- Involve top prospects in your work – ask top recruiting prospects to help you “assess” a new idea or program. Then build the relationship to the point where they know you well enough to consider a job or accept an offer.
- Hire them both – although it might seem expensive, offer a program where you will hire a superstar and their best friend at the same time (i.e. colleague, spouse/ partner). The premise under this approach is that the unusual opportunity to work with a close colleague may be a powerful enough incentive to attract and keep top talent. And don’t worry: no top professional would ever bring in an average or mediocre colleague to work alongside them.
- Target other startups – some of the best hires are individuals who currently work at startups. They are superior because they already understand the concept and the risk/reward ratio of a startup. Obviously, you should target startups that are going downhill (especially on a day when bad news is released) but you might also be able to get some recruits from former startups that are now getting large and bureaucratic. Consider informal recruiting at incubator sites and coffee shops in neighborhoods dominated by startups.
- Get help from your VC – if you’re ready have funding, work closely with your venture capitalists to determine if they can provide you with help in the recruiting area. Because they have already worked with other startups, they are likely to have resources and contacts in the area of recruiting.

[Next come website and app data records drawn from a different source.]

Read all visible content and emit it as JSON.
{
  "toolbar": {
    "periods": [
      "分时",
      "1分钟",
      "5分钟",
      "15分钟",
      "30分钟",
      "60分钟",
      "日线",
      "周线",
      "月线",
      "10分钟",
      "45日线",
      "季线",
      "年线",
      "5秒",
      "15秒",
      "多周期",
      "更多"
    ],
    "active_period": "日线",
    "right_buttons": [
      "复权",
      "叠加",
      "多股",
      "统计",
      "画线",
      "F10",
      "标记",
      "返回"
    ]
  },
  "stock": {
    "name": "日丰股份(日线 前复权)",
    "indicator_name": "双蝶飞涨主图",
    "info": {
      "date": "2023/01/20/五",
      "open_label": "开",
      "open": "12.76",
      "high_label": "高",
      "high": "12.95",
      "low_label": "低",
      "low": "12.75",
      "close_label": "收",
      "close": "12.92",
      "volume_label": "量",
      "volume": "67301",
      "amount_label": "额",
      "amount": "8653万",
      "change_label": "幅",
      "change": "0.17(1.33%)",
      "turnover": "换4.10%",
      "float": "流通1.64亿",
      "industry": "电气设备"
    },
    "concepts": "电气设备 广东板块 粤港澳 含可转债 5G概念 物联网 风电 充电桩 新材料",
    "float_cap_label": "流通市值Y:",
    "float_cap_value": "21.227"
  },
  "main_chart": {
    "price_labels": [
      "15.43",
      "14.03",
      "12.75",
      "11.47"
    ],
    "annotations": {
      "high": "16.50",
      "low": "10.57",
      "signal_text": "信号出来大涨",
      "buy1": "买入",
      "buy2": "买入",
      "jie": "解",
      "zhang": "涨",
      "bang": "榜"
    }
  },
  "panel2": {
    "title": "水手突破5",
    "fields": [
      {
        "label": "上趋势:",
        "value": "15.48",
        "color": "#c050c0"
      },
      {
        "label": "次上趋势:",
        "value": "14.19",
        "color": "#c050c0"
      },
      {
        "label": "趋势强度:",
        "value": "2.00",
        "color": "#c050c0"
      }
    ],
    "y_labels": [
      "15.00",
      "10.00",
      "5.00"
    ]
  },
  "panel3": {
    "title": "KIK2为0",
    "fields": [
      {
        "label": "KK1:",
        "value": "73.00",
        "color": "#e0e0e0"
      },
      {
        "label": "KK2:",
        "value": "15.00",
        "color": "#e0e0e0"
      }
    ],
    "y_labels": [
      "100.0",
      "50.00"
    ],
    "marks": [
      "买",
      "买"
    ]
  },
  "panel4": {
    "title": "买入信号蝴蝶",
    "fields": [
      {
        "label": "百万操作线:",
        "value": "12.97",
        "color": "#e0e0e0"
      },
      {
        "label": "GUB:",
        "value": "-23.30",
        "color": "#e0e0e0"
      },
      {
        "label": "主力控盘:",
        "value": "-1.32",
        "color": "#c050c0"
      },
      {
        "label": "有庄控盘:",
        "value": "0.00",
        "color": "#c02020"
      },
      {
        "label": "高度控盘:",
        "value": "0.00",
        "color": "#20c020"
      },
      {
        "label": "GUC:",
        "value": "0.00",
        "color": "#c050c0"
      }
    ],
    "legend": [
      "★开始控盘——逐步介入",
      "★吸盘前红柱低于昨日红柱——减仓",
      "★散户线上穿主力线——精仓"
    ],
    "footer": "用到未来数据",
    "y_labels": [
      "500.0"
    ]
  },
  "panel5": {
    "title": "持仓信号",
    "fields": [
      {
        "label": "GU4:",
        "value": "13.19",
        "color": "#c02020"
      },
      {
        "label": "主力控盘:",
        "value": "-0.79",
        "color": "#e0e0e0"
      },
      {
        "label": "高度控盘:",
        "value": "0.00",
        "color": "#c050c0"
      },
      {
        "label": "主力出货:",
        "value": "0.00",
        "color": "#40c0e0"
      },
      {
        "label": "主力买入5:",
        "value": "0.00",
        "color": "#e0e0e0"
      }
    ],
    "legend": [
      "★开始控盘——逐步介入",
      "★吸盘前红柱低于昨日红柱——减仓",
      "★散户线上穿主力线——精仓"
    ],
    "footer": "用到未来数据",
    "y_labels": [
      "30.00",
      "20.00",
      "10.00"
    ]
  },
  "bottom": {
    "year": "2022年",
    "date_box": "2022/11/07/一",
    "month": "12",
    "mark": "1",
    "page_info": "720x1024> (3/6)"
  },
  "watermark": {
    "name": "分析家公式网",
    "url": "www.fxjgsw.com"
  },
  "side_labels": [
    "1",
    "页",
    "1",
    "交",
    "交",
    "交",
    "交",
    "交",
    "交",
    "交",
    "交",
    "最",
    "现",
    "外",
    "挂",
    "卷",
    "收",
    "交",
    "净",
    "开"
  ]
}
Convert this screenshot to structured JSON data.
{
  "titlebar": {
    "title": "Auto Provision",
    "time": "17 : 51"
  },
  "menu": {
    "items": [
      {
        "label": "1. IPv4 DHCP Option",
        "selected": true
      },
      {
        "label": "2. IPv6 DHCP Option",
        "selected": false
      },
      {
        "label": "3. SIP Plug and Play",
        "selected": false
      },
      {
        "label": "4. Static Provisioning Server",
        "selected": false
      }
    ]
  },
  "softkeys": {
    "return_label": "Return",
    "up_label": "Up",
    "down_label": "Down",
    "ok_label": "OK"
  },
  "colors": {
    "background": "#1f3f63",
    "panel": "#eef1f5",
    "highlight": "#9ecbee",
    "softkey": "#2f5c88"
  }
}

- Adopt a “next time” hiring approach — face facts, there will be many times where you cannot successfully recruit a particularly desirable target. They may not be available precisely when you have an opening, or another firm may simply be capable of offering something that is more compelling. A solution to this problem is to adopt a “next time” hiring perspective, where you accept the fact that your initial recruiting efforts might be unsuccessful. But rather than giving up once you get a “no,” you continue a relationship with the individual in the hopes that you will get them the “next time” they enter the job market. This requires keeping in touch with them on a periodic basis and letting them know that you’re willing to wait until the next time that they are available. This delay will not only give you time to strengthen the relationship but it will give you more time to understand their job switch criteria and to sell them on the opportunities at your startup.
- Ask past references for referrals – individuals who served as references for previous top hires, if they were asked, will often help out again in your search for new candidates. Start identifying recent hires who have turned out to be exceptional. Call their references back, thank them, and then ask them “who else they may know that is exceptional and could possibly be interested in a startup opportunity?” Because these individuals have given a good reference once, it is highly likely that the additional names that they provide will also be of high quality. Most references are more than willing to help without an expectation of reward.
- Create a hiring consortium to share costs – if your startup is in its infancy stage and your budget is limited, consider collaborating with a group of similar startup firms to share recruiting approaches, ads, recruiting vendor and/or career fair costs. For example, one firm automatically shares its employee referrals between three different firms.
If you consider a startup to be like a sports team, you will quickly realize that recruiting top talent is the key to winning. A startup cannot grow organically without recruiting. And if it grows with mediocre recruits, it has already damaged its future.
If you hire great people, they don’t need a lot of training, coaching, or development, and if you hire innovators, the value of that innovation is priceless compared to the cost and time involved in recruiting. If you expect to win the recruiting war, every employee of the startup from the CEO on down needs to adopt the role of a 24/7 continuous talent scout. And finally, if you follow up and provide them with the most effective recruiting tools, you may be well on your way to becoming the next Facebook or Google.